§ **ASSIGNMENT**: Please filter the data below down to the lines holding the string "Bytes".

··· THE INPUT ···

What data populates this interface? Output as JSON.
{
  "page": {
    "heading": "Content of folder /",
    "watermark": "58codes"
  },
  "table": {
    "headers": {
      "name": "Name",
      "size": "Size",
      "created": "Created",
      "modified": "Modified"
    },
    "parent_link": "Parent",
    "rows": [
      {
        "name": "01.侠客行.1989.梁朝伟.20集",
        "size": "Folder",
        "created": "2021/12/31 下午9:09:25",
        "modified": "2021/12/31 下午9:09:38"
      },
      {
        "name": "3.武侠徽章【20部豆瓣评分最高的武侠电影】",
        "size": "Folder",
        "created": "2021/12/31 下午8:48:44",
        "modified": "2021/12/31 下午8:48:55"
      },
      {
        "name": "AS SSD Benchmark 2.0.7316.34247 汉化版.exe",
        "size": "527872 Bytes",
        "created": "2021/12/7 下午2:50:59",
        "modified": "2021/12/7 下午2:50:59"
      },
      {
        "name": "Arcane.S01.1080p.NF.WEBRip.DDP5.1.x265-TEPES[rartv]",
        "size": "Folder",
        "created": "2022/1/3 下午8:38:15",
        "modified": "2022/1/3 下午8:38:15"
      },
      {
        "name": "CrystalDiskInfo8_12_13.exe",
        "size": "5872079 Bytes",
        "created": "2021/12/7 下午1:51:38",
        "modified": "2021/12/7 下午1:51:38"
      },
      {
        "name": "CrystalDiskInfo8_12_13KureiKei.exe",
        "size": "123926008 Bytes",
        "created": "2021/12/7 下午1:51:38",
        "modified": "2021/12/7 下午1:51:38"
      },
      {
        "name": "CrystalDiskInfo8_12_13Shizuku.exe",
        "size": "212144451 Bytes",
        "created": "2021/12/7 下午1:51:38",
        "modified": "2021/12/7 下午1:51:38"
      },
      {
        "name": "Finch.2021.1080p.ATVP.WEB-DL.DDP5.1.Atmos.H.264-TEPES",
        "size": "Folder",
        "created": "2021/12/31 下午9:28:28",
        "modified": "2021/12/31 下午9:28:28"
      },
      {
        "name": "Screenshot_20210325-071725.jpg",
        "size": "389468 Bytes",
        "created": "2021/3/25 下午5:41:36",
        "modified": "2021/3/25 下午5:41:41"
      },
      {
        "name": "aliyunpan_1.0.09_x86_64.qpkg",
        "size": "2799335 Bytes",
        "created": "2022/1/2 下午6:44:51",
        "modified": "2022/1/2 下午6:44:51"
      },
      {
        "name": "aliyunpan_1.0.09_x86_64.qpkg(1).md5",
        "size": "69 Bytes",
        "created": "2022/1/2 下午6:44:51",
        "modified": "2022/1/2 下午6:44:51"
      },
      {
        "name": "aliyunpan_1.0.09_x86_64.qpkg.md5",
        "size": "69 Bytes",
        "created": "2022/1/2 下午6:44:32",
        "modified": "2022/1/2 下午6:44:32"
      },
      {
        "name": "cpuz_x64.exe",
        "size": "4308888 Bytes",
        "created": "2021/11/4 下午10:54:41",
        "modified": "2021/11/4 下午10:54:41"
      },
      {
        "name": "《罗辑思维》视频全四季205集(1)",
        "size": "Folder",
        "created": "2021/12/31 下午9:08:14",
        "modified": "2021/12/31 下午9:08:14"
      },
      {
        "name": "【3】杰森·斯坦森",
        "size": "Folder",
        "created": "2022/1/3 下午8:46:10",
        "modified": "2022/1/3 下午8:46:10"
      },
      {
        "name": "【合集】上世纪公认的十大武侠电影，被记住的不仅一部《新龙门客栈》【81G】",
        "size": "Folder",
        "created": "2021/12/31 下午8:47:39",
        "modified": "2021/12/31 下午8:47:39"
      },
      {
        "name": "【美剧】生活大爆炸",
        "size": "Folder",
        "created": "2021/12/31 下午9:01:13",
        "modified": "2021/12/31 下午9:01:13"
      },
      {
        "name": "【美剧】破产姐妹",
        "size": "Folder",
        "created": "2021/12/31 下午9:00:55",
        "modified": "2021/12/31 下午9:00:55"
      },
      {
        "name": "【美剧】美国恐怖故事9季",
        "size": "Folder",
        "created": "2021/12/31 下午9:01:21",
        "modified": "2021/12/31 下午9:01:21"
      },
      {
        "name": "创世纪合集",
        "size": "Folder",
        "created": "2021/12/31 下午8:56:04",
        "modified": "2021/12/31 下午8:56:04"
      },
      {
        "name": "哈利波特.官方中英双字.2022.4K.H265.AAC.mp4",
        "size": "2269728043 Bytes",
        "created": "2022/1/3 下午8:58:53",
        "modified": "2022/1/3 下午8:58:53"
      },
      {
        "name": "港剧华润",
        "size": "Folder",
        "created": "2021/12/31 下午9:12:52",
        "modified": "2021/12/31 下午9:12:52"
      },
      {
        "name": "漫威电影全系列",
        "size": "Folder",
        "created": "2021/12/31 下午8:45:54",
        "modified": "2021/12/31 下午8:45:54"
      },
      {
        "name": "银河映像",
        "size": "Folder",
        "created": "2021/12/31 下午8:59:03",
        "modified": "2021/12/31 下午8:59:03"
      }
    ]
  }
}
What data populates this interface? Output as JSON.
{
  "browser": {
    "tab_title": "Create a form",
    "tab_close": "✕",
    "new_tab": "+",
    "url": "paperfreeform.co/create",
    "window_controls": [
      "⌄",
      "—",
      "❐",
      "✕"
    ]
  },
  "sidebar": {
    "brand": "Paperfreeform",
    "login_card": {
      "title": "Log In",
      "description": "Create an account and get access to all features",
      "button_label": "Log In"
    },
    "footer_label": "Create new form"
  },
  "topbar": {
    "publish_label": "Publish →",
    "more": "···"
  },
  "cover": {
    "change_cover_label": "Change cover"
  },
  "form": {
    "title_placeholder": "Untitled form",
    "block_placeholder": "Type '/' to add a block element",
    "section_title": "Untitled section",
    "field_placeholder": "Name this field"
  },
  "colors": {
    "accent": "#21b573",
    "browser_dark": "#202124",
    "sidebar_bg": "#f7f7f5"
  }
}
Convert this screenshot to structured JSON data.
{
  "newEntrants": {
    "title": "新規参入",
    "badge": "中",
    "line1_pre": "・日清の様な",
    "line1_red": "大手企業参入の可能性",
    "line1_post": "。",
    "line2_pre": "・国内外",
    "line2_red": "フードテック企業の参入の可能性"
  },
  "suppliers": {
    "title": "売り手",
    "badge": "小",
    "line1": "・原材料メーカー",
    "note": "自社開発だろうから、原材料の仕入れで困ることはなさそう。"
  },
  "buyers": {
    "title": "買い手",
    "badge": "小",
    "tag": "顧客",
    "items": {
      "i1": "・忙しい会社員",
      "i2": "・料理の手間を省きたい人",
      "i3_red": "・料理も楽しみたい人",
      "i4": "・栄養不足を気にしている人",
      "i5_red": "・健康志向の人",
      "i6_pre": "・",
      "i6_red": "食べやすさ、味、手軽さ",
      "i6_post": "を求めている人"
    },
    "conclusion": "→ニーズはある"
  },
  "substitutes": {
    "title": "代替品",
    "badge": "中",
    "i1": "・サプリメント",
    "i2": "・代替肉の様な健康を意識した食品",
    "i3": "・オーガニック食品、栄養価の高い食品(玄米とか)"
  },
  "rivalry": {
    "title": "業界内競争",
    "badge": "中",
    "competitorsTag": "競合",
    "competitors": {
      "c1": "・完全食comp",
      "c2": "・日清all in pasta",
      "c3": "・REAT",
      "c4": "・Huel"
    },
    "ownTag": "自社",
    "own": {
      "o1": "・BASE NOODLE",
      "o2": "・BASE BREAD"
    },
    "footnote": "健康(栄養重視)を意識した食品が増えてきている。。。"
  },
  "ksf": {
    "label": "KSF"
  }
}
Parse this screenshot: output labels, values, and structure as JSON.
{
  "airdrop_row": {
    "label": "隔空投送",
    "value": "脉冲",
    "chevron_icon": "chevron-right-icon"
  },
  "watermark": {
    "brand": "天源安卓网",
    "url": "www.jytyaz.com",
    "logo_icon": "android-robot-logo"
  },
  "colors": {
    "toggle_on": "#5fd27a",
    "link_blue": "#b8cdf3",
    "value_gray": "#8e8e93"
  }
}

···

§ **SOLUTION TO THE PROBLEM**:
        "size": "527872 Bytes",
        "size": "5872079 Bytes",
        "size": "123926008 Bytes",
        "size": "212144451 Bytes",
        "size": "389468 Bytes",
        "size": "2799335 Bytes",
        "size": "69 Bytes",
        "size": "69 Bytes",
        "size": "4308888 Bytes",
        "size": "2269728043 Bytes",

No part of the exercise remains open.